Engelberger's optimism wasn't even diminished by the Society of Manufacturing Engineers' study that predicted that nonindustrial robot applications at best would constitute only 1% of total robot applications. Instead, Engelberger asserted the opposite -- "that by 1995 [the category will] be the largest class of robot applications." Today's robot marketers tend to only fault Engelberger on the timing of his predictions. For example, Craig Jennings, president and COO of Motoman Inc., says Engelberger was simply ahead of his time. "Today's robots can be mobile, sensate and artificially intelligent. The science fiction role of personal servitude is no longer far-fetched. Stand-alone robots that could pump gas, fill prescriptions, cook and serve fast food, clean commercial buildings or aid the handicapped or elderly are real prospects."

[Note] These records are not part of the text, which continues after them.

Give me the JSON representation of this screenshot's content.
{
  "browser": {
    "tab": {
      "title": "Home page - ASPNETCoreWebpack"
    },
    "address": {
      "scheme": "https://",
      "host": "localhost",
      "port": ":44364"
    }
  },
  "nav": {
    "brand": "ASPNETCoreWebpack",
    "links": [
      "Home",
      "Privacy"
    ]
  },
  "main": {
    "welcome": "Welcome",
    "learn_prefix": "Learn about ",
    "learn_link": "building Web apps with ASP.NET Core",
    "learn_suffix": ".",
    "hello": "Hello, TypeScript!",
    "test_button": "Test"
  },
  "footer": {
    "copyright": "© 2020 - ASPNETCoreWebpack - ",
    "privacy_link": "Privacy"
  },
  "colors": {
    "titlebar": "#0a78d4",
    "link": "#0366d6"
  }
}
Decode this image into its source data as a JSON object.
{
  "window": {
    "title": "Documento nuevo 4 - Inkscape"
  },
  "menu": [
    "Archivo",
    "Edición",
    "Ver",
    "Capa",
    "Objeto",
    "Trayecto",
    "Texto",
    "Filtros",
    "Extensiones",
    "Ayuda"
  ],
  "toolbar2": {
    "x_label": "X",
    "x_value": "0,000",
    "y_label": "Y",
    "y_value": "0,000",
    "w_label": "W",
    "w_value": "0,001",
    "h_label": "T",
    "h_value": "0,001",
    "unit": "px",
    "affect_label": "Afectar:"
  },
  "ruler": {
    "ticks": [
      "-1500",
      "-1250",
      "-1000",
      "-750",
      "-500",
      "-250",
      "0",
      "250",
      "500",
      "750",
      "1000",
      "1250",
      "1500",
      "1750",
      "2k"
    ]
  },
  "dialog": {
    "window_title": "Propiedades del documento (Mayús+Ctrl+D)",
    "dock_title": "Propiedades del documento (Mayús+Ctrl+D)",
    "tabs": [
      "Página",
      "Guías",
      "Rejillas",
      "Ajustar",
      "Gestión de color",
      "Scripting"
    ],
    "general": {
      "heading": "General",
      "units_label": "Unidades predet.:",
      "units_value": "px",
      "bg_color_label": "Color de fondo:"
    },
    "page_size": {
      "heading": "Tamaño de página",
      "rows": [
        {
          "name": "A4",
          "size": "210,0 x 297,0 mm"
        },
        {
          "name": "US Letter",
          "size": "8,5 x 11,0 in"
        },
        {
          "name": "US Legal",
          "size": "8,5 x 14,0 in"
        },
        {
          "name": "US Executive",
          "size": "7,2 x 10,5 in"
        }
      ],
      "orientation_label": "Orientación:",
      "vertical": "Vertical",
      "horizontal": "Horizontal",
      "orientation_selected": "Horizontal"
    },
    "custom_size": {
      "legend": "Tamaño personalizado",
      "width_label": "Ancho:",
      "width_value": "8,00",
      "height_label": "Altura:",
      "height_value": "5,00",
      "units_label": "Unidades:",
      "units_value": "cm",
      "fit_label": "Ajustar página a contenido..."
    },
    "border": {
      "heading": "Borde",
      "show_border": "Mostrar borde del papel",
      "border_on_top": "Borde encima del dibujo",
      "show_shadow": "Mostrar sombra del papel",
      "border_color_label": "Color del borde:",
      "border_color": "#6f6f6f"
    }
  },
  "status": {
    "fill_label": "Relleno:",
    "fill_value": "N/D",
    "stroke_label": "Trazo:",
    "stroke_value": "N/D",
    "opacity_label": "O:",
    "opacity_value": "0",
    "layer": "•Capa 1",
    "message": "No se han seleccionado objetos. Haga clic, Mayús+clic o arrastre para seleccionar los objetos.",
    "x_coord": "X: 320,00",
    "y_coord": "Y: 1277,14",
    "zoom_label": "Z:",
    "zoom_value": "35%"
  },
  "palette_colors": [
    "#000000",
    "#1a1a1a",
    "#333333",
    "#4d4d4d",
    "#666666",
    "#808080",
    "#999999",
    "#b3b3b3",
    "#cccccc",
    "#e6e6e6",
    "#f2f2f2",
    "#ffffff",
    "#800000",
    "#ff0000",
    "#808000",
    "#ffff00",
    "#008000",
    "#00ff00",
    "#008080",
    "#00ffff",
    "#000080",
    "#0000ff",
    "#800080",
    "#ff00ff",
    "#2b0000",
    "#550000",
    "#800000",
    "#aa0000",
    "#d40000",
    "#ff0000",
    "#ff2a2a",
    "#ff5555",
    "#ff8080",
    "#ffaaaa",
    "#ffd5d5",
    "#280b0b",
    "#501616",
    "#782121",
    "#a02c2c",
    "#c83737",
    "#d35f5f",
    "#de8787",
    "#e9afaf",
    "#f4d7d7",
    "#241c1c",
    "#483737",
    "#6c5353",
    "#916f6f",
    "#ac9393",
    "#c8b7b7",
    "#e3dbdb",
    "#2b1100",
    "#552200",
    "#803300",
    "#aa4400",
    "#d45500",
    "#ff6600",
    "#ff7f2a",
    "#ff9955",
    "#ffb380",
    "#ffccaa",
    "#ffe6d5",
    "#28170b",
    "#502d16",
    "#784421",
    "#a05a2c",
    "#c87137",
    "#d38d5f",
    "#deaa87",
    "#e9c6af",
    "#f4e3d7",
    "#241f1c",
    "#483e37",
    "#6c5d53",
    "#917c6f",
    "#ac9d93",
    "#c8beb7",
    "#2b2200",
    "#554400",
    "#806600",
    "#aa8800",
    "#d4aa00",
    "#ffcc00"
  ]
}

Jennings adds that Engelberger's conclusion still applies: "Most of the excitement lies ahead of us in this still-embryonic discipline."
Robotic Population Explosion
In Phase Two, expect to see a significant boost in the numbers of robots applied to both industrial and nonindustrial applications. RIA's Burnstein anticipates substantial potential for growth -- even within current established factory automation markets. He says the global population now exceeds 1 million robots in industrial applications, yet that represents 10% of the applications that could benefit from robotic automation. Burnstein estimates that 65% of current North American robot orders go to automakers and suppliers.
The robots that will define Phase Two are in varied stages of development with fresh conceptual approaches and design innovations. Design conventions of the past will be challenged. Consider that robot designs of the past were normally separate, discrete production tools. That's changing as robotic functionality is being integrated with other production equipment.
According to Scott Freidman, Seegrid's CEO, "It enables warehouse operators to maintain their hard-learned and hard-earned best practices while giving them a new tool to address the challenges they face today -- labor shortages, ergonomic and safety issues, and cost reduction."
Another example of a design that will serve as a fundamental change agent comes from Motoman, the U.S. robot technology provider of Japan's Yaskawa Electric Corp. Recently introduced for industrial applications, the Motoman-SDA10 also demonstrates characteristics suitable for serving as a personal robot, says Jennings.
Strikingly humanoid in appearance, the SDA10 is a dual-arm robot mounted on a base that visually suggests a gowned female torso. Using Yaskawa-invented actuator technology, the SDA10 is able to add more axes as well as miniaturize the components responsible for arm motion. Size is reduced without jeopardizing 20-kilogram performance, adds Jennings. He says a 50-kilogram capability is being developed. The result is a robot that can perform humanoid tasks -- the activities requiring multi-arm and hand coordination where two conventional robots won't fit.
Jennings says the humanoid size and performance of the SDA10 can offer third-world industries a truly functional alternative when it comes to substituting for women in undesirable work environments. "The design goal in creating the two-arm robot was to create the form, fit and function of a woman that would typically be performing various assembly tasks. The result: a design matching an average woman's height, size and slimness." Jennings hopes to sell 1,300 in 2008, 2,600 in 2009 and 5,200 in 2010. He says communicating the functional advantages of the humanoid design will be a marketing focus.